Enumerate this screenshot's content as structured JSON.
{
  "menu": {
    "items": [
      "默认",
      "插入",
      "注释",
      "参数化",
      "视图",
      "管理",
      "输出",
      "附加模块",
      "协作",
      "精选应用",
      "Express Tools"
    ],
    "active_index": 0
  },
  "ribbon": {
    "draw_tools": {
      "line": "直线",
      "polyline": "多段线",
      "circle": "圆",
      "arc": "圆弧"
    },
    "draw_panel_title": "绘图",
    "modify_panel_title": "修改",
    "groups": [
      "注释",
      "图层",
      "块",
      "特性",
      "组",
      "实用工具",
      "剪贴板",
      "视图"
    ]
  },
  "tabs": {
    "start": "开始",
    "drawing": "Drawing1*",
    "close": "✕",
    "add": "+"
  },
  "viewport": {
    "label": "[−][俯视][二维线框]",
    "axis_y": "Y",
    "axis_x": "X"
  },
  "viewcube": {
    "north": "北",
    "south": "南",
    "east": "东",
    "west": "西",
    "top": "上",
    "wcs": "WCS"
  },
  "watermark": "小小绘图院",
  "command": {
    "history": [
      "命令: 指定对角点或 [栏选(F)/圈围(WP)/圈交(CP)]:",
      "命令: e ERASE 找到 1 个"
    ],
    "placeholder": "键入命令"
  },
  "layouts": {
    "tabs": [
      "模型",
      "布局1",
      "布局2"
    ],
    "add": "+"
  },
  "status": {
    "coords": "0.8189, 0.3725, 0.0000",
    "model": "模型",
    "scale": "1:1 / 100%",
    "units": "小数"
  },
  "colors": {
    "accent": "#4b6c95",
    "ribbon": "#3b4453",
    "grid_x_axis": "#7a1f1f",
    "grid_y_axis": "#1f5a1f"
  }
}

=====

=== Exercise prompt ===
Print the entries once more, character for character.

=== Result of this exercise ===
Enumerate this screenshot's content as structured JSON.
{
  "menu": {
    "items": [
      "默认",
      "插入",
      "注释",
      "参数化",
      "视图",
      "管理",
      "输出",
      "附加模块",
      "协作",
      "精选应用",
      "Express Tools"
    ],
    "active_index": 0
  },
  "ribbon": {
    "draw_tools": {
      "line": "直线",
      "polyline": "多段线",
      "circle": "圆",
      "arc": "圆弧"
    },
    "draw_panel_title": "绘图",
    "modify_panel_title": "修改",
    "groups": [
      "注释",
      "图层",
      "块",
      "特性",
      "组",
      "实用工具",
      "剪贴板",
      "视图"
    ]
  },
  "tabs": {
    "start": "开始",
    "drawing": "Drawing1*",
    "close": "✕",
    "add": "+"
  },
  "viewport": {
    "label": "[−][俯视][二维线框]",
    "axis_y": "Y",
    "axis_x": "X"
  },
  "viewcube": {
    "north": "北",
    "south": "南",
    "east": "东",
    "west": "西",
    "top": "上",
    "wcs": "WCS"
  },
  "watermark": "小小绘图院",
  "command": {
    "history": [
      "命令: 指定对角点或 [栏选(F)/圈围(WP)/圈交(CP)]:",
      "命令: e ERASE 找到 1 个"
    ],
    "placeholder": "键入命令"
  },
  "layouts": {
    "tabs": [
      "模型",
      "布局1",
      "布局2"
    ],
    "add": "+"
  },
  "status": {
    "coords": "0.8189, 0.3725, 0.0000",
    "model": "模型",
    "scale": "1:1 / 100%",
    "units": "小数"
  },
  "colors": {
    "accent": "#4b6c95",
    "ribbon": "#3b4453",
    "grid_x_axis": "#7a1f1f",
    "grid_y_axis": "#1f5a1f"
  }
}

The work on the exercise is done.